In determining whether a prior conviction is admissible under Rule 609, a court will look to the “statutory language of the underlying offense and whether the conviction required proof of a dishonest act or false statement.” Duarte, 246 Ariz. at 345 (quoting State v. Winegardner, 243 Ariz. 482, 13, 413 P.3d 683 (2018).). Arizona courts have consistently interpreted the phrase “dishonest act or false statement” very narrowly. See State v. Winegardner, 243 Ariz. 482, 486 (2018).  The Arizona Supreme Court stated in State v. Winegardner that crimes involving “stealth, such as burglary, or force, such as robbery or assault, do not inherently demonstrate a trait of untruthfulness and should not be admitted.” Id.

Even If Evidence of Prior Felonies is Admitted, Courts Should Limit the Scope
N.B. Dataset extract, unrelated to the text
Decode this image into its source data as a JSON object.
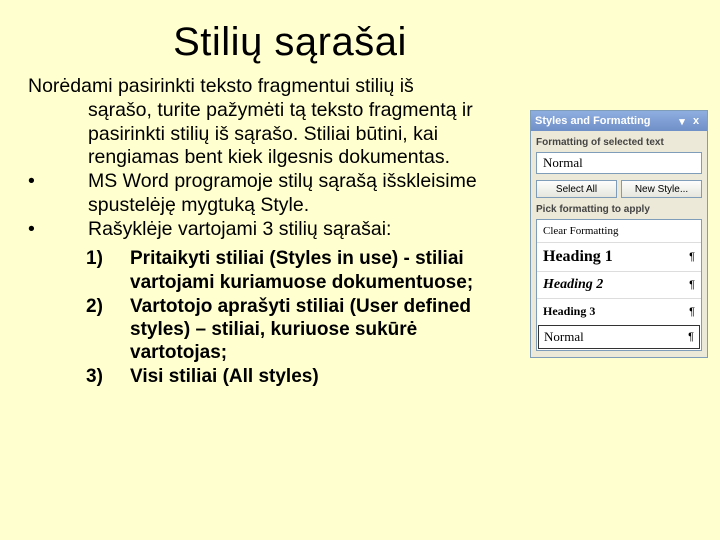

Even if the court determines that a prior felony conviction may be admitted, Arizona courts have “consistently approved of sanitization as a means of limiting” the prejudicial effect of criminal convictions admitted for impeachment purposes under Rule 609. State v. Montano, 204 Ariz. 413, 426 (2003). The trial court may allow admission of the existence of a prior conviction without “disclosing the nature of the crime,” thereby reducing the risk of prejudice which may attend the conviction itself. State v. Smyers, 205 Ariz. 479, 482 (2003). The process of “sanitization” serves to limit the “scope of the prosecution’s cross-examination of a defendant to the date, degree, and number of similar prior convictions.” Id. at 484 (quoting Brunson, 625 A.2d at 1092-93). For example, in State v. Cox, the trial court allowed cross-examination of a witness on the existence of a prior felony conviction, but properly precluded cross-examination on the specific nature of the prior convictions. State v. Cox, 201 Ariz. 464, 467 (Ct. App. 2002).

Know Your Legal Rights Regarding a Evidence of Prior Felony Convictions

Admission of evidence of your prior felony convictions can detrimentally affect your injury case.  So, it is important that you have an experienced, knowledgeable attorney help you address this issue.  If you or someone you know has been injured and is concerned about how prior felony convictions may affect a personal injury or wrongful death case, call attorney Brian Allen at (480) 461-5335 or contact him at for a free consultation to discuss your rights and options. 


This blog should be used for informational purposes only. It does not create an attorney-client relationship with any reader and should not be construed as legal advice. If you or someone you know wishes to seek the help of an experienced personal injury attorney regarding any type of injury, or other personal injury matters, call 480-461-5335 and request to speak with Brian Allen or email for a free consultation to discuss your rights and options. Udall Shumway PLC is in Mesa, Arizona and is a full-service law firm.  We assist Individuals, families, businesses, schools and municipalities in Mesa and the Phoenix/East Valley.